● Material provided

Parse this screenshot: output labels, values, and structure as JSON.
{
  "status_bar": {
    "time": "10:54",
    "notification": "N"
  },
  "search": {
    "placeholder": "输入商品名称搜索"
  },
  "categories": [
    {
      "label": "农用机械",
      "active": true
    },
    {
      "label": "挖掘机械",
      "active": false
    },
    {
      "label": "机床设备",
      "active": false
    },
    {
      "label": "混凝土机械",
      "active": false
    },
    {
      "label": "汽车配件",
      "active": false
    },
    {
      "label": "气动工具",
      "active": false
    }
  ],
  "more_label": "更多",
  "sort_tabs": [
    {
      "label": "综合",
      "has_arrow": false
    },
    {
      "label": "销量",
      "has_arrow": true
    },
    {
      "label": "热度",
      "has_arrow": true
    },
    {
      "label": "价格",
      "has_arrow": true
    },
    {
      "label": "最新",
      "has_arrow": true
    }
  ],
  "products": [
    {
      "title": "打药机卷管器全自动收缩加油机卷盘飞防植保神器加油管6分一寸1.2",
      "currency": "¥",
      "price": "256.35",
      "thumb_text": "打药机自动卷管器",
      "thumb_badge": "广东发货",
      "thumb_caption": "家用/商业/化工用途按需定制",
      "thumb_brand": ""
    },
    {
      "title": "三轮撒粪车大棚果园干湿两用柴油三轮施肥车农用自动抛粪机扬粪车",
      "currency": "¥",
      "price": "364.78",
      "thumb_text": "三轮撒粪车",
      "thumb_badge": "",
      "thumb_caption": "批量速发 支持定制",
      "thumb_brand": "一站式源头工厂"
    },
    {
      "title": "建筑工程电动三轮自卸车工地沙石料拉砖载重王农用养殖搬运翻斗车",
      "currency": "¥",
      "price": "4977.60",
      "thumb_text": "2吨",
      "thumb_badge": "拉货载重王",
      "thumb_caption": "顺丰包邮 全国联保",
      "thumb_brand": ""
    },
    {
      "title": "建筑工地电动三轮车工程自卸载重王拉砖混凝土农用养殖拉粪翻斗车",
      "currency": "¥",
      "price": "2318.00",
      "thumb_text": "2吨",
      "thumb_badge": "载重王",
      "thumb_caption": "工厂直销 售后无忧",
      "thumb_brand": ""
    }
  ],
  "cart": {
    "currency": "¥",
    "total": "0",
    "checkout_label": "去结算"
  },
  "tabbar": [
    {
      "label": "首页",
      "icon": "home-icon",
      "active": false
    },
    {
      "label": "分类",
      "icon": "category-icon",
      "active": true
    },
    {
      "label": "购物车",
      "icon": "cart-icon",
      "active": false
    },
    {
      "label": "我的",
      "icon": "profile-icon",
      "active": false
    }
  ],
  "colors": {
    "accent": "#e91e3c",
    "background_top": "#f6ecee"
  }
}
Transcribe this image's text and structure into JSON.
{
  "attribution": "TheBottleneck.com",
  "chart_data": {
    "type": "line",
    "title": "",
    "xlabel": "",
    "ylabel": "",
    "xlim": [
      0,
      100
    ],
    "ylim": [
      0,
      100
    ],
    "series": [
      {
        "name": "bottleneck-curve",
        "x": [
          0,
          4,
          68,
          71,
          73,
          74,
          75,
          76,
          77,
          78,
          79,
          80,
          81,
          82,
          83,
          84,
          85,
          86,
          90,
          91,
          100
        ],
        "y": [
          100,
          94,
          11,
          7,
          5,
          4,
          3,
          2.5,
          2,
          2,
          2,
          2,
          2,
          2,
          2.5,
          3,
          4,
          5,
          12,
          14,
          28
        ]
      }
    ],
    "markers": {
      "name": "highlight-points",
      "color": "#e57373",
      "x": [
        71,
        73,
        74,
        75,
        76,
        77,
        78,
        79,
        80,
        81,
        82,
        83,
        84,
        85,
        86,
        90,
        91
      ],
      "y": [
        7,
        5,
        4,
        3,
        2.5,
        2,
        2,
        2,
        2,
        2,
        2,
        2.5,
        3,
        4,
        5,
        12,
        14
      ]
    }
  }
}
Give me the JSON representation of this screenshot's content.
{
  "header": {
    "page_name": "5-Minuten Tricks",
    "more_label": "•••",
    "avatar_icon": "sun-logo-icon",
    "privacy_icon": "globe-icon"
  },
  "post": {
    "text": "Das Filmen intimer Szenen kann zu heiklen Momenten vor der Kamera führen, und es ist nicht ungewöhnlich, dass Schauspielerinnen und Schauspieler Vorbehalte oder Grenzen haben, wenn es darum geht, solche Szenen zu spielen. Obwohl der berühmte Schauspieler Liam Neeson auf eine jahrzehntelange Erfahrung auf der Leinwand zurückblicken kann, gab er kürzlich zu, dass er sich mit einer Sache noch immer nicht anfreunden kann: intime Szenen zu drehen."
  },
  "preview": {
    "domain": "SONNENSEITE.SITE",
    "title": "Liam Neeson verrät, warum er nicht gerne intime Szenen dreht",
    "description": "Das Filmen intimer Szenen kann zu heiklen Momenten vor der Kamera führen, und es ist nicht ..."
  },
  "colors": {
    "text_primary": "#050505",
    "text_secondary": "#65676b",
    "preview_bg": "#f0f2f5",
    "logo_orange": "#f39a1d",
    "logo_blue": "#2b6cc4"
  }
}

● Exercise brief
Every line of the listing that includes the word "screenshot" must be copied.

● Exercise output
Parse this screenshot: output labels, values, and structure as JSON.
Give me the JSON representation of this screenshot's content.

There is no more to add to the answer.